Aim of the exercise ▸ Only a number is wanted here: the count of lines in the data below where the string "title" occurs.

[Opening Available data section]

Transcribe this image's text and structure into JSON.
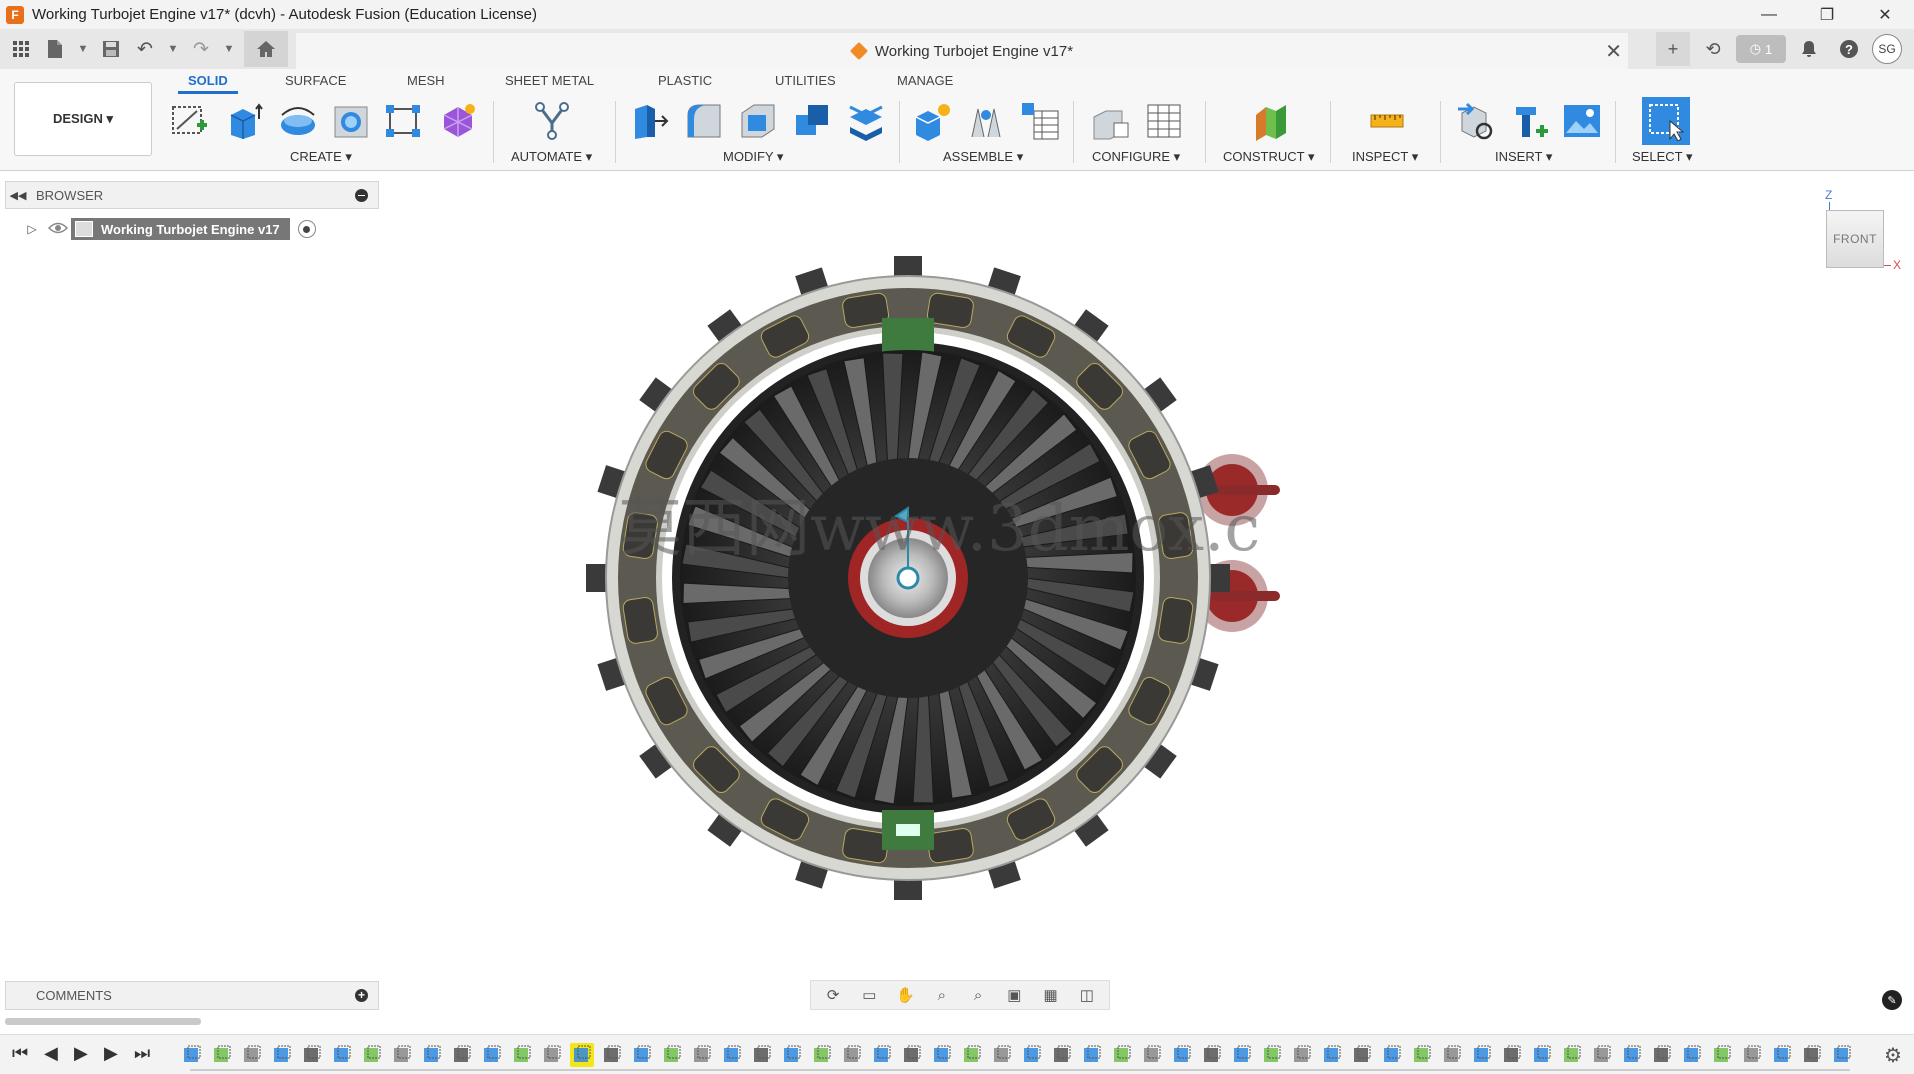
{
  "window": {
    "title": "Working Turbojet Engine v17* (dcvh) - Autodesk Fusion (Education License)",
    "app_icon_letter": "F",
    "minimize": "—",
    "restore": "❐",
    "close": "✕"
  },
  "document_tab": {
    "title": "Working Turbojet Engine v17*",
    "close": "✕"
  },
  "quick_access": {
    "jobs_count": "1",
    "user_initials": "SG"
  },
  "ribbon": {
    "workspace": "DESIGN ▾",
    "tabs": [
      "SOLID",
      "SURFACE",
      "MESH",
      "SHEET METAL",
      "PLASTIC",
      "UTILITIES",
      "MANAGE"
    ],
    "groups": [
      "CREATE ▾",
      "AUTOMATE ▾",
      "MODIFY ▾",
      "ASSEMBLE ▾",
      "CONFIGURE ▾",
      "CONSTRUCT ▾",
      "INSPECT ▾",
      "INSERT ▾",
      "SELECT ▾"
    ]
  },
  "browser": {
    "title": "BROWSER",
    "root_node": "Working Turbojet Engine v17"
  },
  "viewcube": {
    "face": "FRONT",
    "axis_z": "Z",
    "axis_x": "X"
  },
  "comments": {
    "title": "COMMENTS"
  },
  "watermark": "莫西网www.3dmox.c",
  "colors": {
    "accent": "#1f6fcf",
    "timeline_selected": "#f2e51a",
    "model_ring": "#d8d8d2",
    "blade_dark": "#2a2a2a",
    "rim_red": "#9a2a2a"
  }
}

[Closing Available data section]

Exercise response ▸ 4